WHAT YOU SHOULD DO ▸
Could you reproduce every record below exactly as it stands?

PROVIDED RECORDS ▸
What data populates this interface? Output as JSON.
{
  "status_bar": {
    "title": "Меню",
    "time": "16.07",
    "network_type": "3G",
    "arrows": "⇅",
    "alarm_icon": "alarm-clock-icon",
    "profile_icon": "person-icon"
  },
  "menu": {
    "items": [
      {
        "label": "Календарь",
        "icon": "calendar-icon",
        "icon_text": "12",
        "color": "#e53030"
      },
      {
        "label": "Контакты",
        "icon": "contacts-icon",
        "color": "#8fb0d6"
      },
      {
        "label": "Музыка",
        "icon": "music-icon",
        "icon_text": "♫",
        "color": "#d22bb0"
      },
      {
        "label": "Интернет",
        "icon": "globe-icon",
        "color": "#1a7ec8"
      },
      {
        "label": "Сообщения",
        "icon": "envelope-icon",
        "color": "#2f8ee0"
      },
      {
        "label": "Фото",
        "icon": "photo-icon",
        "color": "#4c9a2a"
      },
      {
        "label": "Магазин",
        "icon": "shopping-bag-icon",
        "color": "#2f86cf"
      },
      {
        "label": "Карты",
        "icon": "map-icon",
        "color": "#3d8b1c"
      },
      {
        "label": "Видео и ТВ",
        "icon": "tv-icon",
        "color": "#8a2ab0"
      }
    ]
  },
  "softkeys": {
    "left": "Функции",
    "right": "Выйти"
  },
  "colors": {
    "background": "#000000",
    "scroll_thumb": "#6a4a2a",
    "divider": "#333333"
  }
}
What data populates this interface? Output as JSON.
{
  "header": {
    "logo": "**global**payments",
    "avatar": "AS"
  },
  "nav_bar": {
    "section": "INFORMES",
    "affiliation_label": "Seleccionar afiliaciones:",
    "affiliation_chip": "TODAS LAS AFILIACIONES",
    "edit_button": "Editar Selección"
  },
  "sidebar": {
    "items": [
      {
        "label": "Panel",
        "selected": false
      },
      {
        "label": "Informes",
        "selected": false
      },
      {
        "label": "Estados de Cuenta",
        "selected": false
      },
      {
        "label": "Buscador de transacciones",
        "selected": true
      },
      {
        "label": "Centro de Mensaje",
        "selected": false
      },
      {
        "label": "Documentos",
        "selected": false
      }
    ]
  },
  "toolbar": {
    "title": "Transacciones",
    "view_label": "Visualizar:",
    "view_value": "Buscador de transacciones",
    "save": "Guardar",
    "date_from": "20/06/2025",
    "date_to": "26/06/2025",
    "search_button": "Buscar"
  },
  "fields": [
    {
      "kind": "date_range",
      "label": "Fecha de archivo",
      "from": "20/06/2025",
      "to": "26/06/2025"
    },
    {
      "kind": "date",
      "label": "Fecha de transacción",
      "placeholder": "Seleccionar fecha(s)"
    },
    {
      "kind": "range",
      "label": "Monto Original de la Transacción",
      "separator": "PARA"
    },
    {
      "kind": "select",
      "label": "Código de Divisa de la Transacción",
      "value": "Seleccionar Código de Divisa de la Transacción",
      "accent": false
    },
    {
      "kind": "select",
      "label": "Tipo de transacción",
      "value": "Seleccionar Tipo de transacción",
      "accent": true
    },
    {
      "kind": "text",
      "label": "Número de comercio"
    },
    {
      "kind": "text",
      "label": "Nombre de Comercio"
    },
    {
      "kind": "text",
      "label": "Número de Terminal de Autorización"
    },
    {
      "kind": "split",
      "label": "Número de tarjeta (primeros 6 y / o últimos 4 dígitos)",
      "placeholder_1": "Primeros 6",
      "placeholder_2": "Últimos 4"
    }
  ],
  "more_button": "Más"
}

COMPLETED EXERCISE ▸
What data populates this interface? Output as JSON.
{
  "status_bar": {
    "title": "Меню",
    "time": "16.07",
    "network_type": "3G",
    "arrows": "⇅",
    "alarm_icon": "alarm-clock-icon",
    "profile_icon": "person-icon"
  },
  "menu": {
    "items": [
      {
        "label": "Календарь",
        "icon": "calendar-icon",
        "icon_text": "12",
        "color": "#e53030"
      },
      {
        "label": "Контакты",
        "icon": "contacts-icon",
        "color": "#8fb0d6"
      },
      {
        "label": "Музыка",
        "icon": "music-icon",
        "icon_text": "♫",
        "color": "#d22bb0"
      },
      {
        "label": "Интернет",
        "icon": "globe-icon",
        "color": "#1a7ec8"
      },
      {
        "label": "Сообщения",
        "icon": "envelope-icon",
        "color": "#2f8ee0"
      },
      {
        "label": "Фото",
        "icon": "photo-icon",
        "color": "#4c9a2a"
      },
      {
        "label": "Магазин",
        "icon": "shopping-bag-icon",
        "color": "#2f86cf"
      },
      {
        "label": "Карты",
        "icon": "map-icon",
        "color": "#3d8b1c"
      },
      {
        "label": "Видео и ТВ",
        "icon": "tv-icon",
        "color": "#8a2ab0"
      }
    ]
  },
  "softkeys": {
    "left": "Функции",
    "right": "Выйти"
  },
  "colors": {
    "background": "#000000",
    "scroll_thumb": "#6a4a2a",
    "divider": "#333333"
  }
}
What data populates this interface? Output as JSON.
{
  "header": {
    "logo": "**global**payments",
    "avatar": "AS"
  },
  "nav_bar": {
    "section": "INFORMES",
    "affiliation_label": "Seleccionar afiliaciones:",
    "affiliation_chip": "TODAS LAS AFILIACIONES",
    "edit_button": "Editar Selección"
  },
  "sidebar": {
    "items": [
      {
        "label": "Panel",
        "selected": false
      },
      {
        "label": "Informes",
        "selected": false
      },
      {
        "label": "Estados de Cuenta",
        "selected": false
      },
      {
        "label": "Buscador de transacciones",
        "selected": true
      },
      {
        "label": "Centro de Mensaje",
        "selected": false
      },
      {
        "label": "Documentos",
        "selected": false
      }
    ]
  },
  "toolbar": {
    "title": "Transacciones",
    "view_label": "Visualizar:",
    "view_value": "Buscador de transacciones",
    "save": "Guardar",
    "date_from": "20/06/2025",
    "date_to": "26/06/2025",
    "search_button": "Buscar"
  },
  "fields": [
    {
      "kind": "date_range",
      "label": "Fecha de archivo",
      "from": "20/06/2025",
      "to": "26/06/2025"
    },
    {
      "kind": "date",
      "label": "Fecha de transacción",
      "placeholder": "Seleccionar fecha(s)"
    },
    {
      "kind": "range",
      "label": "Monto Original de la Transacción",
      "separator": "PARA"
    },
    {
      "kind": "select",
      "label": "Código de Divisa de la Transacción",
      "value": "Seleccionar Código de Divisa de la Transacción",
      "accent": false
    },
    {
      "kind": "select",
      "label": "Tipo de transacción",
      "value": "Seleccionar Tipo de transacción",
      "accent": true
    },
    {
      "kind": "text",
      "label": "Número de comercio"
    },
    {
      "kind": "text",
      "label": "Nombre de Comercio"
    },
    {
      "kind": "text",
      "label": "Número de Terminal de Autorización"
    },
    {
      "kind": "split",
      "label": "Número de tarjeta (primeros 6 y / o últimos 4 dígitos)",
      "placeholder_1": "Primeros 6",
      "placeholder_2": "Últimos 4"
    }
  ],
  "more_button": "Más"
}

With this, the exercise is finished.